> WHAT TO WORK ON: Verbatim output of the lines below is required, with the images omitted.

> RECORDS FOR THE EXERCISE:
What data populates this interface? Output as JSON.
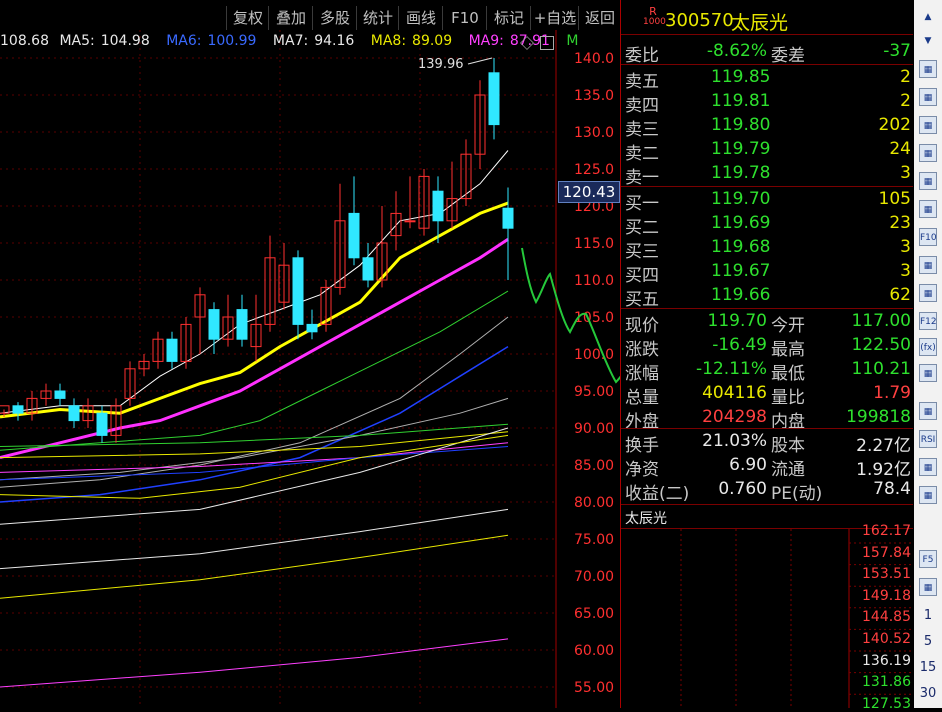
{
  "toolbar": {
    "items": [
      "复权",
      "叠加",
      "多股",
      "统计",
      "画线",
      "F10",
      "标记",
      "+自选",
      "返回"
    ]
  },
  "ma_line": {
    "first": "108.68",
    "ma5_label": "MA5:",
    "ma5": "104.98",
    "ma6_label": "MA6:",
    "ma6": "100.99",
    "ma7_label": "MA7:",
    "ma7": "94.16",
    "ma8_label": "MA8:",
    "ma8": "89.09",
    "ma9_label": "MA9:",
    "ma9": "87.91",
    "ma_tail": "M"
  },
  "chart": {
    "price_labels": [
      "140.0",
      "135.0",
      "130.0",
      "125.0",
      "120.0",
      "115.0",
      "110.0",
      "105.0",
      "100.0",
      "95.00",
      "90.00",
      "85.00",
      "80.00",
      "75.00",
      "70.00",
      "65.00",
      "60.00",
      "55.00"
    ],
    "high_marker": "139.96",
    "current_tag": "120.43",
    "colors": {
      "up": "#ff3030",
      "down": "#30e8ff",
      "ma5": "#ffffff",
      "ma10": "#ffff00",
      "ma20": "#ff30ff",
      "ma30": "#30d030",
      "ma60": "#2040ff",
      "grid": "#5a0000"
    }
  },
  "quote": {
    "badge_top": "R",
    "badge_bottom": "1000",
    "code": "300570",
    "name": "太辰光",
    "weibi_label": "委比",
    "weibi": "-8.62%",
    "weicha_label": "委差",
    "weicha": "-37",
    "asks": [
      {
        "label": "卖五",
        "price": "119.85",
        "vol": "2"
      },
      {
        "label": "卖四",
        "price": "119.81",
        "vol": "2"
      },
      {
        "label": "卖三",
        "price": "119.80",
        "vol": "202"
      },
      {
        "label": "卖二",
        "price": "119.79",
        "vol": "24"
      },
      {
        "label": "卖一",
        "price": "119.78",
        "vol": "3"
      }
    ],
    "bids": [
      {
        "label": "买一",
        "price": "119.70",
        "vol": "105"
      },
      {
        "label": "买二",
        "price": "119.69",
        "vol": "23"
      },
      {
        "label": "买三",
        "price": "119.68",
        "vol": "3"
      },
      {
        "label": "买四",
        "price": "119.67",
        "vol": "3"
      },
      {
        "label": "买五",
        "price": "119.66",
        "vol": "62"
      }
    ],
    "stats": [
      {
        "l1": "现价",
        "v1": "119.70",
        "c1": "green",
        "l2": "今开",
        "v2": "117.00",
        "c2": "green"
      },
      {
        "l1": "涨跌",
        "v1": "-16.49",
        "c1": "green",
        "l2": "最高",
        "v2": "122.50",
        "c2": "green"
      },
      {
        "l1": "涨幅",
        "v1": "-12.11%",
        "c1": "green",
        "l2": "最低",
        "v2": "110.21",
        "c2": "green"
      },
      {
        "l1": "总量",
        "v1": "404116",
        "c1": "yellow",
        "l2": "量比",
        "v2": "1.79",
        "c2": "red"
      },
      {
        "l1": "外盘",
        "v1": "204298",
        "c1": "red",
        "l2": "内盘",
        "v2": "199818",
        "c2": "green"
      }
    ],
    "fund": [
      {
        "l1": "换手",
        "v1": "21.03%",
        "l2": "股本",
        "v2": "2.27亿"
      },
      {
        "l1": "净资",
        "v1": "6.90",
        "l2": "流通",
        "v2": "1.92亿"
      },
      {
        "l1": "收益(二)",
        "v1": "0.760",
        "l2": "PE(动)",
        "v2": "78.4"
      }
    ],
    "mini_title": "太辰光",
    "mini_prices": [
      "162.17",
      "157.84",
      "153.51",
      "149.18",
      "144.85",
      "140.52",
      "136.19",
      "131.86",
      "127.53"
    ]
  },
  "iconbar": {
    "numbers": [
      "1",
      "5",
      "15",
      "30"
    ],
    "icons": [
      "chevron-up-icon",
      "chevron-down-icon",
      "list-icon",
      "bar-chart-icon",
      "k-line-icon",
      "line-chart-icon",
      "candle-icon",
      "table-icon",
      "f10-icon",
      "detail-icon",
      "news-icon",
      "f12-icon",
      "fx-icon",
      "refresh-icon",
      "volume-icon",
      "rsi-icon",
      "macd-icon",
      "tools-icon",
      "f5-icon",
      "cycle-icon"
    ],
    "labels": {
      "f10": "F10",
      "f12": "F12",
      "fx": "(fx)",
      "rsi": "RSI",
      "f5": "F5"
    }
  }
}
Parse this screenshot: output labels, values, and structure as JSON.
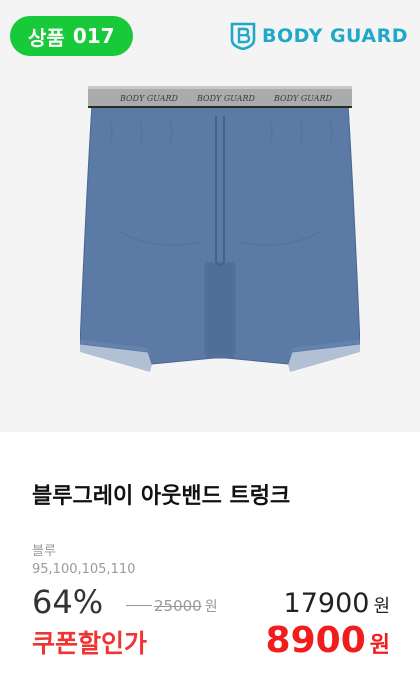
{
  "badge": {
    "prefix": "상품",
    "number": "017"
  },
  "brand": {
    "name": "BODY GUARD",
    "logo_icon": "shield-b-icon",
    "color": "#1fa8c8"
  },
  "waistband_text": [
    "BODY GUARD",
    "BODY GUARD",
    "BODY GUARD"
  ],
  "product": {
    "title": "블루그레이 아웃밴드 트렁크",
    "color": "블루",
    "sizes": "95,100,105,110"
  },
  "price": {
    "discount": "64%",
    "original": "25000",
    "original_unit": "원",
    "sale": "17900",
    "sale_unit": "원",
    "coupon_label": "쿠폰할인가",
    "coupon_price": "8900",
    "coupon_unit": "원"
  },
  "colors": {
    "badge_green": "#18c93a",
    "coupon_red": "#f21c1c",
    "garment_blue": "#5b7aa6"
  }
}
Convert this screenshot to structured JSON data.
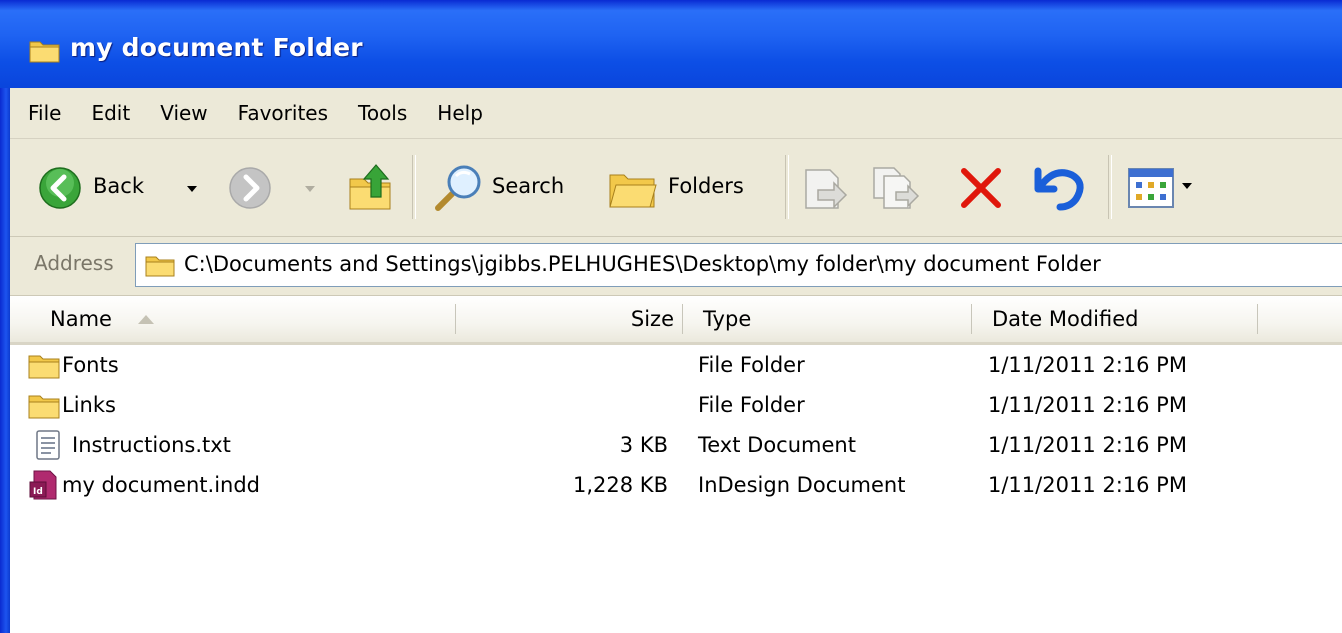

> EXERCISE ANSWER:
What data populates this interface? Output as JSON.
{
  "toolbar": {
    "items": [
      "复权",
      "叠加",
      "多股",
      "统计",
      "画线",
      "F10",
      "标记",
      "+自选",
      "返回"
    ]
  },
  "ma_line": {
    "first": "108.68",
    "ma5_label": "MA5:",
    "ma5": "104.98",
    "ma6_label": "MA6:",
    "ma6": "100.99",
    "ma7_label": "MA7:",
    "ma7": "94.16",
    "ma8_label": "MA8:",
    "ma8": "89.09",
    "ma9_label": "MA9:",
    "ma9": "87.91",
    "ma_tail": "M"
  },
  "chart": {
    "price_labels": [
      "140.0",
      "135.0",
      "130.0",
      "125.0",
      "120.0",
      "115.0",
      "110.0",
      "105.0",
      "100.0",
      "95.00",
      "90.00",
      "85.00",
      "80.00",
      "75.00",
      "70.00",
      "65.00",
      "60.00",
      "55.00"
    ],
    "high_marker": "139.96",
    "current_tag": "120.43",
    "colors": {
      "up": "#ff3030",
      "down": "#30e8ff",
      "ma5": "#ffffff",
      "ma10": "#ffff00",
      "ma20": "#ff30ff",
      "ma30": "#30d030",
      "ma60": "#2040ff",
      "grid": "#5a0000"
    }
  },
  "quote": {
    "badge_top": "R",
    "badge_bottom": "1000",
    "code": "300570",
    "name": "太辰光",
    "weibi_label": "委比",
    "weibi": "-8.62%",
    "weicha_label": "委差",
    "weicha": "-37",
    "asks": [
      {
        "label": "卖五",
        "price": "119.85",
        "vol": "2"
      },
      {
        "label": "卖四",
        "price": "119.81",
        "vol": "2"
      },
      {
        "label": "卖三",
        "price": "119.80",
        "vol": "202"
      },
      {
        "label": "卖二",
        "price": "119.79",
        "vol": "24"
      },
      {
        "label": "卖一",
        "price": "119.78",
        "vol": "3"
      }
    ],
    "bids": [
      {
        "label": "买一",
        "price": "119.70",
        "vol": "105"
      },
      {
        "label": "买二",
        "price": "119.69",
        "vol": "23"
      },
      {
        "label": "买三",
        "price": "119.68",
        "vol": "3"
      },
      {
        "label": "买四",
        "price": "119.67",
        "vol": "3"
      },
      {
        "label": "买五",
        "price": "119.66",
        "vol": "62"
      }
    ],
    "stats": [
      {
        "l1": "现价",
        "v1": "119.70",
        "c1": "green",
        "l2": "今开",
        "v2": "117.00",
        "c2": "green"
      },
      {
        "l1": "涨跌",
        "v1": "-16.49",
        "c1": "green",
        "l2": "最高",
        "v2": "122.50",
        "c2": "green"
      },
      {
        "l1": "涨幅",
        "v1": "-12.11%",
        "c1": "green",
        "l2": "最低",
        "v2": "110.21",
        "c2": "green"
      },
      {
        "l1": "总量",
        "v1": "404116",
        "c1": "yellow",
        "l2": "量比",
        "v2": "1.79",
        "c2": "red"
      },
      {
        "l1": "外盘",
        "v1": "204298",
        "c1": "red",
        "l2": "内盘",
        "v2": "199818",
        "c2": "green"
      }
    ],
    "fund": [
      {
        "l1": "换手",
        "v1": "21.03%",
        "l2": "股本",
        "v2": "2.27亿"
      },
      {
        "l1": "净资",
        "v1": "6.90",
        "l2": "流通",
        "v2": "1.92亿"
      },
      {
        "l1": "收益(二)",
        "v1": "0.760",
        "l2": "PE(动)",
        "v2": "78.4"
      }
    ],
    "mini_title": "太辰光",
    "mini_prices": [
      "162.17",
      "157.84",
      "153.51",
      "149.18",
      "144.85",
      "140.52",
      "136.19",
      "131.86",
      "127.53"
    ]
  },
  "iconbar": {
    "numbers": [
      "1",
      "5",
      "15",
      "30"
    ],
    "icons": [
      "chevron-up-icon",
      "chevron-down-icon",
      "list-icon",
      "bar-chart-icon",
      "k-line-icon",
      "line-chart-icon",
      "candle-icon",
      "table-icon",
      "f10-icon",
      "detail-icon",
      "news-icon",
      "f12-icon",
      "fx-icon",
      "refresh-icon",
      "volume-icon",
      "rsi-icon",
      "macd-icon",
      "tools-icon",
      "f5-icon",
      "cycle-icon"
    ],
    "labels": {
      "f10": "F10",
      "f12": "F12",
      "fx": "(fx)",
      "rsi": "RSI",
      "f5": "F5"
    }
  }
}
Parse this screenshot: output labels, values, and structure as JSON.
{
  "badge": {
    "prefix": "상품",
    "number": "017"
  },
  "brand": {
    "name": "BODY GUARD",
    "logo_icon": "shield-b-icon",
    "color": "#1fa8c8"
  },
  "waistband_text": [
    "BODY GUARD",
    "BODY GUARD",
    "BODY GUARD"
  ],
  "product": {
    "title": "블루그레이 아웃밴드 트렁크",
    "color": "블루",
    "sizes": "95,100,105,110"
  },
  "price": {
    "discount": "64%",
    "original": "25000",
    "original_unit": "원",
    "sale": "17900",
    "sale_unit": "원",
    "coupon_label": "쿠폰할인가",
    "coupon_price": "8900",
    "coupon_unit": "원"
  },
  "colors": {
    "badge_green": "#18c93a",
    "coupon_red": "#f21c1c",
    "garment_blue": "#5b7aa6"
  }
}
Convert this screenshot to structured JSON data.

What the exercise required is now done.